A home media server is a device that stores and streams your personal media collection, such as movies, music, photos, and podcasts, to other devices on your home network or over the internet. You can use a home media server to enjoy your media on different screens, such as smart TVs, laptops, tablets, smartphones, and game consoles. You can also share your media with your family and friends, or access it remotely when you are away from home.

There are many options for setting up a home media server, but one of the most popular and versatile ones is using Linux. Linux is a free and open-source operating system that runs on a variety of hardware, from old computers to Raspberry Pi. Linux is also highly customizable and secure, and has a large community of users and developers who provide support and resources.

In this article, we will guide you through the basic steps of setting up a home media server with Linux, using a common scenario as an example. We will assume that you have the following:

- A spare computer that can run Linux, with enough storage space for your media files. Alternatively, you can use a Raspberry Pi or another single-board computer, but you may need to attach an external hard drive or a network-attached storage (NAS) device for more storage.
- A router that connects your devices to the internet and to each other. Ideally, your router should support gigabit Ethernet and dual-band Wi-Fi for faster and more reliable data transfer.
- A Linux distribution of your choice, such as Ubuntu, Debian, Fedora, or Arch Linux. You can download the installation image from the official website of the distribution and burn it to a USB drive or a DVD. You can also use a live CD or a live USB to try out Linux without installing it on your computer.
- A media server software that can organize and stream your media files, such as Plex, Emby, Jellyfin, or Kodi. You can install the media server software from the official website or from the software repository of your Linux distribution. Some media server software may require a subscription or a donation for some features, such as remote access, transcoding, or metadata fetching.

Step 1: Install Linux on your computer

The first step is to install Linux on your computer that will act as your home media server. You can follow the installation instructions of your chosen Linux distribution, which may vary depending on the version and the edition. Generally, the installation process involves the following steps:

- Boot your computer from the installation media, such as a USB drive or a DVD, and select the option to install Linux.
- Choose your language, keyboard layout, time zone, and other preferences.
- Select the disk or the partition where you want to install Linux, and format it if necessary.

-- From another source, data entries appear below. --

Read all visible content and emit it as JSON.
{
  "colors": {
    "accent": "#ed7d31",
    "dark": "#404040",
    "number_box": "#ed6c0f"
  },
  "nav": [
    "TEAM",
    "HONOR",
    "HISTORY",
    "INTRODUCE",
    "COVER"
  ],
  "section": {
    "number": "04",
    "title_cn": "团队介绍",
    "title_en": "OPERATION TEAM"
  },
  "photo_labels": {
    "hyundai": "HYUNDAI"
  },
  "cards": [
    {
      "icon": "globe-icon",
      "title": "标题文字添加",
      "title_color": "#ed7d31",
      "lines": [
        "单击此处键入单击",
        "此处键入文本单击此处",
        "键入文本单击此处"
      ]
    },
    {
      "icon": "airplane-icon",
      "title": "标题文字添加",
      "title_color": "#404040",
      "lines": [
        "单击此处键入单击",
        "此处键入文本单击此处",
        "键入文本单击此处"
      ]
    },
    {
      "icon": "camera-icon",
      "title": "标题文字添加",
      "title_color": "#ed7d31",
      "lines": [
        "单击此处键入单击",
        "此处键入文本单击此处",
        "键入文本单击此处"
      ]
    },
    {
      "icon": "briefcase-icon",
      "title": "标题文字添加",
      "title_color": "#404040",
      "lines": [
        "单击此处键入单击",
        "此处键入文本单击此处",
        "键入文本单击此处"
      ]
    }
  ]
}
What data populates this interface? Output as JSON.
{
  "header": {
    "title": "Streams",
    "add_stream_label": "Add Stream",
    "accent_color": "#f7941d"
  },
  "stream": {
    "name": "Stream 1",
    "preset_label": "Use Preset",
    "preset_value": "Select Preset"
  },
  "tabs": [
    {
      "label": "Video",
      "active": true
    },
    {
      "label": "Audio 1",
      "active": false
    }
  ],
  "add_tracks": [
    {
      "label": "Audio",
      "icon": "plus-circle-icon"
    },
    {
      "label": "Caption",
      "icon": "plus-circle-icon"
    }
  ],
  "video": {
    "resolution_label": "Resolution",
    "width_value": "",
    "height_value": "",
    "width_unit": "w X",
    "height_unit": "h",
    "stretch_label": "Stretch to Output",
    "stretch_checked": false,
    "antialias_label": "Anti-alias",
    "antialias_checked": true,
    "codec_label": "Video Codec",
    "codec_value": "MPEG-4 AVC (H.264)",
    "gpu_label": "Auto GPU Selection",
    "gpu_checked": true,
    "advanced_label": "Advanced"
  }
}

You may also want to create a separate partition or a logical volume for your media files, to make it easier to manage and backup.
- Create a user account and a password for your Linux system. You may also want to enable the option to log in automatically, to avoid entering your password every time you start your computer.
- Wait for the installation to complete, and reboot your computer.

Step 2: Configure your network and your firewall

The next step is to configure your network and your firewall, to ensure that your home media server can communicate with your other devices and the internet. You can use the network manager or the command line tools of your Linux distribution to set up your network settings, such as your IP address, your gateway, your DNS server, and your hostname. You can also use the router's web interface or app to assign a static IP address to your home media server, to make it easier to access.

You also need to configure your firewall, which is a software that controls the incoming and outgoing network traffic on your computer. You can use the firewall manager or the command line tools of your Linux distribution to set up your firewall rules, such as allowing or blocking certain ports, protocols, or applications. You need to allow the ports that your media server software uses, such as 32400 for Plex, 8096 for Emby, 8097 for Jellyfin, or 8080 for Kodi. You may also need to forward these ports on your router, to enable remote access to your home media server from outside your home network.

Step 3: Install and configure your media server software

The final step is to install and configure your media server software, which will scan, organize, and stream your media files. You can use the package manager or the command line tools of your Linux distribution to install your media server software, or download the installation package from the official website and follow the instructions. You may also need to install some dependencies or plugins, such as ffmpeg, libva, or web browsers, to enable some features of your media server software.

After installing your media server software, you need to configure it according to your preferences and needs. You can use the web interface or the app of your media server software to access the settings, such as:

- Adding your media folders or libraries, and choosing the type, the name, and the metadata provider for each library.
- Setting up your user accounts and permissions, and enabling or disabling the guest or the admin access.
- Customizing your media server's appearance, theme, language, and other options.
- Enabling or disabling the remote access, the transcoding, the subtitles, the notifications, and other features.

Step 4: Enjoy your home media server

You have successfully set up your home media server with Linux. You can now enjoy your media collection on any device that supports your media server software, such as a web browser, a smart TV, a laptop, a tablet, a smartphone, or a game console. You can also share your media with your family and friends, or access it remotely when you are away from home.

You can also explore more possibilities with your home media server, such as:

- Adding more media files or sources, such as DVDs, Blu-rays, CDs, podcasts, or online streaming services.
- Installing more plugins or addons, such as Plex Pass, Emby Premiere, Jellyfin Plugins, or Kodi Addons, to enhance your media server's functionality and content.
- Backing up or syncing your media files or settings, to prevent data loss or corruption.
- Updating or upgrading your Linux system or your media server software, to fix bugs or improve performance.

We hope this article has helped you to set up your home media server with Linux. If you have any questions or suggestions, please feel free to leave a comment below. Thank you for reading!